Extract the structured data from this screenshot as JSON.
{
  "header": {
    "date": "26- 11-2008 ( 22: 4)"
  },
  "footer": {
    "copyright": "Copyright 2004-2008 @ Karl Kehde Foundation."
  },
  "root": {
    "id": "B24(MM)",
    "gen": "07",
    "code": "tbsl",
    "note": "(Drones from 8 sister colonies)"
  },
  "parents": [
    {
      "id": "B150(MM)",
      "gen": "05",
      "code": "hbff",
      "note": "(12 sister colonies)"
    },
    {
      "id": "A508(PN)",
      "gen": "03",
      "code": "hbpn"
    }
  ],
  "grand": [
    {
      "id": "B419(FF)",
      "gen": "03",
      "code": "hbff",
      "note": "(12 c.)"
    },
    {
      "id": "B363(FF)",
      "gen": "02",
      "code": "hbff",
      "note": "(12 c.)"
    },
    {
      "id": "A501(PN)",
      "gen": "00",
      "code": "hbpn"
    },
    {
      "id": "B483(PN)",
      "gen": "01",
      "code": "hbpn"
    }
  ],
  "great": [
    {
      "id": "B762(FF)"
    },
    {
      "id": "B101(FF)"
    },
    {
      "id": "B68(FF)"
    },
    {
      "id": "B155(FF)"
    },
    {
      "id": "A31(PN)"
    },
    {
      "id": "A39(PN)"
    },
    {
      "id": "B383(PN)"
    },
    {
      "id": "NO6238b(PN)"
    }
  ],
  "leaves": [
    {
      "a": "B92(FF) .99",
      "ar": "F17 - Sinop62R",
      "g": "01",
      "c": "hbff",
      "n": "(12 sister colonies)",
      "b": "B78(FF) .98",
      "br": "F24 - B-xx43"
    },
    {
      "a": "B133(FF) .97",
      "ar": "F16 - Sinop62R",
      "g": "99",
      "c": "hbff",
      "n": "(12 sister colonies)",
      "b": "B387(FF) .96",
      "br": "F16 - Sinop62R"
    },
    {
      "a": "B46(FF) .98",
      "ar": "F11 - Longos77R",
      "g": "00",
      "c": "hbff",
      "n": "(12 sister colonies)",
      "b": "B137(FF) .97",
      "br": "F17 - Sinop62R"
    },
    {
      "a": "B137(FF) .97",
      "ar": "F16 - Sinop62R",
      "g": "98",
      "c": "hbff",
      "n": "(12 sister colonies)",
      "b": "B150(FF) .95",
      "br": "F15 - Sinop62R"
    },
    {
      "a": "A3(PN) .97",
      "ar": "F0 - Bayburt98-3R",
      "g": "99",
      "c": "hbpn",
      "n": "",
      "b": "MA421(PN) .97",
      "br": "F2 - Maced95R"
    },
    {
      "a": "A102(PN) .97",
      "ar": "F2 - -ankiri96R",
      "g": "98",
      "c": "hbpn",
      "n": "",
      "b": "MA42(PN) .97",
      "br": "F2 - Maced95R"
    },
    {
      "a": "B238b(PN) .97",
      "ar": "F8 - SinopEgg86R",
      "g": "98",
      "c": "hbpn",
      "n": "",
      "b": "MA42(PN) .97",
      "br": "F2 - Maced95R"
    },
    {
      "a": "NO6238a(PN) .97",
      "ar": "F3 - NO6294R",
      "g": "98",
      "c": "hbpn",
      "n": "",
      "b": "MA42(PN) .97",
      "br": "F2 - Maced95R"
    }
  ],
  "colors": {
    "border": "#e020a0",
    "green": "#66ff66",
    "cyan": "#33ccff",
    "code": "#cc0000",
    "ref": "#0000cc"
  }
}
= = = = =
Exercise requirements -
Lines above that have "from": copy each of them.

Task response -
Extract the structured data from this screenshot as JSON.
    "note": "(Drones from 8 sister colonies)"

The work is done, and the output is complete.